## Exercise objective:
Wherever the word "main" appears in a line of the records, copy that line.

[Data entries]

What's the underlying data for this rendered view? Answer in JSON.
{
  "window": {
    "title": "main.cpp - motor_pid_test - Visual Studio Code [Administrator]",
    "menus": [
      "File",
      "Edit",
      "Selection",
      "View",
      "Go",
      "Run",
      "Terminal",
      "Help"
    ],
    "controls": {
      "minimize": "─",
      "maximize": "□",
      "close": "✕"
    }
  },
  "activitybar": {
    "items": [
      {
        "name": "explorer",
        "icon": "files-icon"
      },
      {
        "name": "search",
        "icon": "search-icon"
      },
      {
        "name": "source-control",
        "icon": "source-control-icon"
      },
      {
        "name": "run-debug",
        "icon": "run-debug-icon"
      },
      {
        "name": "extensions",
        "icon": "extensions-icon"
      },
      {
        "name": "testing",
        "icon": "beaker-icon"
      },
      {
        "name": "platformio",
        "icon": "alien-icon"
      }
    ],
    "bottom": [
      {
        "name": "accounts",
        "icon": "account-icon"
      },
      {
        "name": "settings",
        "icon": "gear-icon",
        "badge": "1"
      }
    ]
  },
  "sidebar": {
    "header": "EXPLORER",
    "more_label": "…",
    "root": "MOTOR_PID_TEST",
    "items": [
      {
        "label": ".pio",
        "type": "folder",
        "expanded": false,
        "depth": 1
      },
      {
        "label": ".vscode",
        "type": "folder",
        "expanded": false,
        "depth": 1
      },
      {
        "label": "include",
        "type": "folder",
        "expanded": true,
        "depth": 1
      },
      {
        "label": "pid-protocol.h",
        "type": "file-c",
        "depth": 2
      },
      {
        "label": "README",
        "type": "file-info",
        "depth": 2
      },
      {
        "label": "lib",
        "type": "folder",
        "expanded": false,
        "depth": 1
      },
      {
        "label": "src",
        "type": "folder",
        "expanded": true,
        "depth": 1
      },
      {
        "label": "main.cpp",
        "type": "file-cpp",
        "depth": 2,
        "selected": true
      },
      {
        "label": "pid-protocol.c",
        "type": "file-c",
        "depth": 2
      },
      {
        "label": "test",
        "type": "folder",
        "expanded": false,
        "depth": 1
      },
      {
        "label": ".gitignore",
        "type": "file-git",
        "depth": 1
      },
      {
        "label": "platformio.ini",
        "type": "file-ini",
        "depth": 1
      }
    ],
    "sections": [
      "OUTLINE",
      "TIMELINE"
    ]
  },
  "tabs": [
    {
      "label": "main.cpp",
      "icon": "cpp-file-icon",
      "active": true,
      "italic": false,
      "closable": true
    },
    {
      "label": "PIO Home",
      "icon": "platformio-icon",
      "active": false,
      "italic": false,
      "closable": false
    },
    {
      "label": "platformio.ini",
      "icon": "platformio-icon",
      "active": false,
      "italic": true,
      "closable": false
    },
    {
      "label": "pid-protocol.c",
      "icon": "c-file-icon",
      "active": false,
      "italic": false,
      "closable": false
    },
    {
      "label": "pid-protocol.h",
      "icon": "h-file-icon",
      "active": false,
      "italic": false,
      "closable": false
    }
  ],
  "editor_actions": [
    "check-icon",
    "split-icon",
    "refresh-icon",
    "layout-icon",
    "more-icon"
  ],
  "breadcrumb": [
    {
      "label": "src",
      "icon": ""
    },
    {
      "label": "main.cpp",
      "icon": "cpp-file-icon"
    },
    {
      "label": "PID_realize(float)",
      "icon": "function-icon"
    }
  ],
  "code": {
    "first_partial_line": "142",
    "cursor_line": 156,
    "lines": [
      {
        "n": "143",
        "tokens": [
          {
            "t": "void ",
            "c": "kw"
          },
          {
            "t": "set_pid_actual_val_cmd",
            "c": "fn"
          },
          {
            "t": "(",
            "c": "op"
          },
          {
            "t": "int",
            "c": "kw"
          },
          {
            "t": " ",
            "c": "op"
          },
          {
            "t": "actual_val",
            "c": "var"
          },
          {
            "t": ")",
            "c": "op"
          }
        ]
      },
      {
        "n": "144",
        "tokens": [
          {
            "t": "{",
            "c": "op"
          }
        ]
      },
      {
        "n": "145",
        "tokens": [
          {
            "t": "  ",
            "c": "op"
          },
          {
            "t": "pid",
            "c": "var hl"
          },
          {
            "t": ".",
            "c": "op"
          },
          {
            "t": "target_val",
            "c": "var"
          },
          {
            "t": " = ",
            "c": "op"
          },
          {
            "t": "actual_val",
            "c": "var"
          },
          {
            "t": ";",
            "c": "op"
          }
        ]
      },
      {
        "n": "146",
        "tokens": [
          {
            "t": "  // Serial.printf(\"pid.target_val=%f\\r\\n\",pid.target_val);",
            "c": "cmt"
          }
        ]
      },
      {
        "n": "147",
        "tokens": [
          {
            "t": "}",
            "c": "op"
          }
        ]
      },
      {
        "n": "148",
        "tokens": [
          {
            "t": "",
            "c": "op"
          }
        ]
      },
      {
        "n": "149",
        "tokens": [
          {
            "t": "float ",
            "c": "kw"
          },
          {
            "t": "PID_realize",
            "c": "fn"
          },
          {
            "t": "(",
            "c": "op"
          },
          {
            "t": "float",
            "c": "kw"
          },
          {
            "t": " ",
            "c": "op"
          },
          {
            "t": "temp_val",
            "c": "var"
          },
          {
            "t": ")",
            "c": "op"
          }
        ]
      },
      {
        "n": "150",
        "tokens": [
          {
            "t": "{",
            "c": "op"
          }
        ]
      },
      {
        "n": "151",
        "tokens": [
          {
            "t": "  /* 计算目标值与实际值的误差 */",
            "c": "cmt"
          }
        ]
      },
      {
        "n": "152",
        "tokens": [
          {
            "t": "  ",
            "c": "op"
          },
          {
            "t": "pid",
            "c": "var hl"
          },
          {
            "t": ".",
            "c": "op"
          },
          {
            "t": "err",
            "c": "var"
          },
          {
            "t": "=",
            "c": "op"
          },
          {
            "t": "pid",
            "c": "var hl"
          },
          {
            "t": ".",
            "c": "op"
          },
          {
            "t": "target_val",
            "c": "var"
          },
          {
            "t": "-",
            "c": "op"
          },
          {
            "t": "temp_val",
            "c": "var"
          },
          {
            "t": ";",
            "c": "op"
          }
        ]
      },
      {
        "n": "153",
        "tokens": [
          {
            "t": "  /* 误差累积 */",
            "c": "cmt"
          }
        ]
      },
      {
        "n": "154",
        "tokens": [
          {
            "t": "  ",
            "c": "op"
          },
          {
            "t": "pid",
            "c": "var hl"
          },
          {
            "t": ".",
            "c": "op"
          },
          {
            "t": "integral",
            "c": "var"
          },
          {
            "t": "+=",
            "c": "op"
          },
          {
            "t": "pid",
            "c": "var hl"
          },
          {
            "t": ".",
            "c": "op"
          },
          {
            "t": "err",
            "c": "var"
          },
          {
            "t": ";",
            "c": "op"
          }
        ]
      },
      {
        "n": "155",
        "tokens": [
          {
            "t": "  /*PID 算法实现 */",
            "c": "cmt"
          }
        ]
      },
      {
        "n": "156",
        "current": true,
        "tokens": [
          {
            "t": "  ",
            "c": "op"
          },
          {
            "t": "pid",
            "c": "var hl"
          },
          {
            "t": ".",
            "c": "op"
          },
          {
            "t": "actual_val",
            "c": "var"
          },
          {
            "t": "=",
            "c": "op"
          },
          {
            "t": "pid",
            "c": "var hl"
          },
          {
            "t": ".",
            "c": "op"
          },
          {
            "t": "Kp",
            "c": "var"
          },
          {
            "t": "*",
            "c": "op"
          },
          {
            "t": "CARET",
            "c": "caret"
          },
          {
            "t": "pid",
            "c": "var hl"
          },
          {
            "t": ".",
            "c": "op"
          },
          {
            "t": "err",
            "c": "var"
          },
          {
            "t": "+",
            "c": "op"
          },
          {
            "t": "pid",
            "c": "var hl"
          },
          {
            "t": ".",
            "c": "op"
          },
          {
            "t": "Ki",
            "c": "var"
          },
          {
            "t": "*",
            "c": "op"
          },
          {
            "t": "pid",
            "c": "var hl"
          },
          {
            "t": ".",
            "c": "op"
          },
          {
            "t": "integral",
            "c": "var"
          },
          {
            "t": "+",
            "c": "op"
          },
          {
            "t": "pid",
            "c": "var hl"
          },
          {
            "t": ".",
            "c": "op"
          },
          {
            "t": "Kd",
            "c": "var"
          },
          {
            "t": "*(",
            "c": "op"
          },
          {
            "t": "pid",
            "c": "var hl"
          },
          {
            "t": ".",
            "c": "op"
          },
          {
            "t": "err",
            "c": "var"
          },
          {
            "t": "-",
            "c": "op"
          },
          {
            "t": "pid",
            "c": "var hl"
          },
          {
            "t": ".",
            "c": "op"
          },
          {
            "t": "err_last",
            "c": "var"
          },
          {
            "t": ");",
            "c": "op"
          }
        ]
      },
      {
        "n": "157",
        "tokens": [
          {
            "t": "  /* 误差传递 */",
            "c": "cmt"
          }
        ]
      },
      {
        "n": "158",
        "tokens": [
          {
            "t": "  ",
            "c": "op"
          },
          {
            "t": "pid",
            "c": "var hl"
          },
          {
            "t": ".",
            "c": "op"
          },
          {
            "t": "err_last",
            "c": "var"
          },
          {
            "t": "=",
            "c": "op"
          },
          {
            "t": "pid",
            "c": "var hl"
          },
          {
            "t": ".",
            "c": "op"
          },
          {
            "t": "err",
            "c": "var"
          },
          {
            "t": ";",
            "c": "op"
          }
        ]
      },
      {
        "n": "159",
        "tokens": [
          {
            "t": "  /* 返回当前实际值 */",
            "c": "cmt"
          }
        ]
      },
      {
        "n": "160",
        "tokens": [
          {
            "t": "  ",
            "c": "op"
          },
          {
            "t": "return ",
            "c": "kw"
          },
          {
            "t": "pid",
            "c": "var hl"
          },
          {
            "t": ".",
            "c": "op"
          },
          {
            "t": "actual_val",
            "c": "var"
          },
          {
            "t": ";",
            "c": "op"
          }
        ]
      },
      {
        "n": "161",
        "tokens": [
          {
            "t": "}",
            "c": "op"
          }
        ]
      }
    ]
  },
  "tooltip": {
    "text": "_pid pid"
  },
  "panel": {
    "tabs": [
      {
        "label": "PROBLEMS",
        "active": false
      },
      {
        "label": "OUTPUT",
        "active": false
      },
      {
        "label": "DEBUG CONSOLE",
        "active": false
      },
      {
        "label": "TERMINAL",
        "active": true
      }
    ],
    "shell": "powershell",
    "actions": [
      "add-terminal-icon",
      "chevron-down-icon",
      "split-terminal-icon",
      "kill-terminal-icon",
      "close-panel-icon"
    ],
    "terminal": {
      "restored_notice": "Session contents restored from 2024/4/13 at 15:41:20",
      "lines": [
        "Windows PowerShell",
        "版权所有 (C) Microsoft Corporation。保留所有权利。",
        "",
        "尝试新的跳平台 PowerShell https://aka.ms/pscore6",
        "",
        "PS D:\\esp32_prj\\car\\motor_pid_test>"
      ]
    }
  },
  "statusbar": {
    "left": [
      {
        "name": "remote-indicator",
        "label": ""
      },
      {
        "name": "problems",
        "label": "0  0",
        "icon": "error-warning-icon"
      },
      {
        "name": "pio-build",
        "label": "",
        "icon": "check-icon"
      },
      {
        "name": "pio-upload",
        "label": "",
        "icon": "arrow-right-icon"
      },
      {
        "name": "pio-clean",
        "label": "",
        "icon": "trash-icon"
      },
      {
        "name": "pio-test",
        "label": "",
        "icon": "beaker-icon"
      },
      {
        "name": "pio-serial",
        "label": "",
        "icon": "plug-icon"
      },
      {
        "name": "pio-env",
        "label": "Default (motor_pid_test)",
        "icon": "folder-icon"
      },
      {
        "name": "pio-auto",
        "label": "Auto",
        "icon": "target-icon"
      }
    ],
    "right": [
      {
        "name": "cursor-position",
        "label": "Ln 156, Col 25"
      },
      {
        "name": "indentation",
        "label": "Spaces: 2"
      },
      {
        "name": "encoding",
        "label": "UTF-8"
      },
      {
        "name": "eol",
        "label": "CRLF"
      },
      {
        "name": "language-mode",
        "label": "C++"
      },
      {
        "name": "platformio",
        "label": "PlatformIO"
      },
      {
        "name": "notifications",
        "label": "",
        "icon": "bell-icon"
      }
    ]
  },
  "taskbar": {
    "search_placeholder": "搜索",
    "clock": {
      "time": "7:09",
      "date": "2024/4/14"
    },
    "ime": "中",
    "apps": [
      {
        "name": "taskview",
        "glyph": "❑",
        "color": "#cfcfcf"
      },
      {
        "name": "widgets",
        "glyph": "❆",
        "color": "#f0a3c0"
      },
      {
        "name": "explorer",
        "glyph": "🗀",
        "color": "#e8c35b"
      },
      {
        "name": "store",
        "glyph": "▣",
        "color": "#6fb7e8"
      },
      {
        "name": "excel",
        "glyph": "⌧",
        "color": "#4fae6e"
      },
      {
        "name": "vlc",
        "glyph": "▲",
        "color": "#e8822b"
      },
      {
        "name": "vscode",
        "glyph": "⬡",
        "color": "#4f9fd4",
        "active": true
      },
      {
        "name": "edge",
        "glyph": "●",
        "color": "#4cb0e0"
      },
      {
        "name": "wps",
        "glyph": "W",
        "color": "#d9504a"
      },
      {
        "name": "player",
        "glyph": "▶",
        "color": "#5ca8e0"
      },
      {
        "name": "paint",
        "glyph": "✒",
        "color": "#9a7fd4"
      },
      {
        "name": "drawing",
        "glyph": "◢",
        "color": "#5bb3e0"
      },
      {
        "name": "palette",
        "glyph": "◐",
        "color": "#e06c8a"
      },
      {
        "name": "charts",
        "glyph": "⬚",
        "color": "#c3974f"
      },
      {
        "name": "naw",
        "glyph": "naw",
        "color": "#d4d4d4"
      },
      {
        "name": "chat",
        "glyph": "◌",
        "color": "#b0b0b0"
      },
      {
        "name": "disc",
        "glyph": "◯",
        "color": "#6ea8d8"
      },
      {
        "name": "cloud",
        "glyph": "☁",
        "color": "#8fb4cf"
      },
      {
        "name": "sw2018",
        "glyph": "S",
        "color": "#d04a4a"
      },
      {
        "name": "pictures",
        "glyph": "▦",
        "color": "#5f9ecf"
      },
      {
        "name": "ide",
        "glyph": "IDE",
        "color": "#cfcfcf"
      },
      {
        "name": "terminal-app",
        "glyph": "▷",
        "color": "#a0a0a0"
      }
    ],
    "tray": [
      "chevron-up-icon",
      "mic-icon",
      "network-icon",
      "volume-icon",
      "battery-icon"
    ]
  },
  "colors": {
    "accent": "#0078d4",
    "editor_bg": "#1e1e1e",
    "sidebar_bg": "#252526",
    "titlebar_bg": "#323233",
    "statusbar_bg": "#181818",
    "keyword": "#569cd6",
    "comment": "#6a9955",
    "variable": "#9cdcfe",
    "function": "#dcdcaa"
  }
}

## Result of this task:
    "title": "main.cpp - motor_pid_test - Visual Studio Code [Administrator]",
        "label": "main.cpp",
      "label": "main.cpp",
      "label": "main.cpp",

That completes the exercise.